Anna Matalas today published an interesting article about what characterizes debt-free people. No less than six habits have been found that characterize debt-free. Some of the habits are very easy to follow, others require a little more effort. Two of the simpler habits were to trade in cash instead of payment cards and to pretend that you make less money than you actually do. Apparently, you generally value the value of money more if they can be held by hand, unlike if they are a figure on a balance screen.
Interesting how much psychology can record sometimes!
Another habit was that debt-free people have good control over the details of their finances, they know when bills are to be paid and they check their account more often. This habit, some may think is a little more difficult to get into, compared to just starting to pay with cash, on the other hand, once you get into it, as with all other habits, there is no weirdness at all after a while.
Habit is that debt-free lets become impulse purchases.
Debt-free people are also not afraid to ask for help with financial advice. The saying “the person who does not ask does not know anything” apparently seems to apply to his own private economy as well. The last habit that characterizes debt-free is about the recurring set of savings goals – and what they want to do for the money they save. If you have a clear picture of what you want to do for the money you save, it is naturally easier to resist the small purchases that dig holes in the wallet.
Maybe you already have some, or even all, of these habits.

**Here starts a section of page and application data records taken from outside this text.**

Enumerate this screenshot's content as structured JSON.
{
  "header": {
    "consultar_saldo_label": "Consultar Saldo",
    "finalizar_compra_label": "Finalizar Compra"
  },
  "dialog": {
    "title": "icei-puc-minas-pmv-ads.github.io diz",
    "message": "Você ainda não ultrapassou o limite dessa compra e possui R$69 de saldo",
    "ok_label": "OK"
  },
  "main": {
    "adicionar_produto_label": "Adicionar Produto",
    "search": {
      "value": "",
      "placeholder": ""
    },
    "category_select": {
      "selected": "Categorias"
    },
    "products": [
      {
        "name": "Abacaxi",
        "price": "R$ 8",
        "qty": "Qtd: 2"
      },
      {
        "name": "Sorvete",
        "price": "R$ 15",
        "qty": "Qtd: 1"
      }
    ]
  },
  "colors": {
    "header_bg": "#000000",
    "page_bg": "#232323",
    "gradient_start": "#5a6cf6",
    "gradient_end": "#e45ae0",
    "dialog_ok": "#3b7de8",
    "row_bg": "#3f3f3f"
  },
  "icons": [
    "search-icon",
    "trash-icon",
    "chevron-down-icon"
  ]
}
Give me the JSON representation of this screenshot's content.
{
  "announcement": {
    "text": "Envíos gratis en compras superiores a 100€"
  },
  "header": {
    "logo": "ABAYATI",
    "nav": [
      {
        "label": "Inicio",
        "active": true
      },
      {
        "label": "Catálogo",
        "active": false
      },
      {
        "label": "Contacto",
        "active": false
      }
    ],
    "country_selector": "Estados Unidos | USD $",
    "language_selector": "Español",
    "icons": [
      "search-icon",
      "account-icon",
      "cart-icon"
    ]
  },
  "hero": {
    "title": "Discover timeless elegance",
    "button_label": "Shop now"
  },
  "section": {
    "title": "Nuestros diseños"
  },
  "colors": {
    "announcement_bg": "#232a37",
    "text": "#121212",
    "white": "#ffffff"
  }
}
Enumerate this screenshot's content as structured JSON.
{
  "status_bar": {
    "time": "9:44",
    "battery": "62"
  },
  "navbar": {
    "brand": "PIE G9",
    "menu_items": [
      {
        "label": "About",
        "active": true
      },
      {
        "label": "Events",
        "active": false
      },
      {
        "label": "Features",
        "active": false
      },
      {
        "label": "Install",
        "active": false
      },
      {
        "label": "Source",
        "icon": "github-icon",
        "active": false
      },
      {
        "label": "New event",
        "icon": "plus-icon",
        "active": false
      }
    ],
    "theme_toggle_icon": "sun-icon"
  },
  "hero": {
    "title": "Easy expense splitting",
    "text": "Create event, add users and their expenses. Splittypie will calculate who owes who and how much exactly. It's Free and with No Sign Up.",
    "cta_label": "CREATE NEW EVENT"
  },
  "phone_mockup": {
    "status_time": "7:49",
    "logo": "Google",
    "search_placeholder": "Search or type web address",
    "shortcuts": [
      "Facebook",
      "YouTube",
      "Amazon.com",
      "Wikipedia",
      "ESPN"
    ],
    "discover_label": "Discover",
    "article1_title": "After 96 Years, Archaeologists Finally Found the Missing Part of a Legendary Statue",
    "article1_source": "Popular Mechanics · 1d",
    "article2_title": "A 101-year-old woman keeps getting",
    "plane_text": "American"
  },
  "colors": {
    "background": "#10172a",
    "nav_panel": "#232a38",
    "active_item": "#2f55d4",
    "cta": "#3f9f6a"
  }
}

If not, it might be good to at least test these exercises and see what is right for you. Different habits work differently on different people and it is important to find what exactly helps you find the motivation for your savings.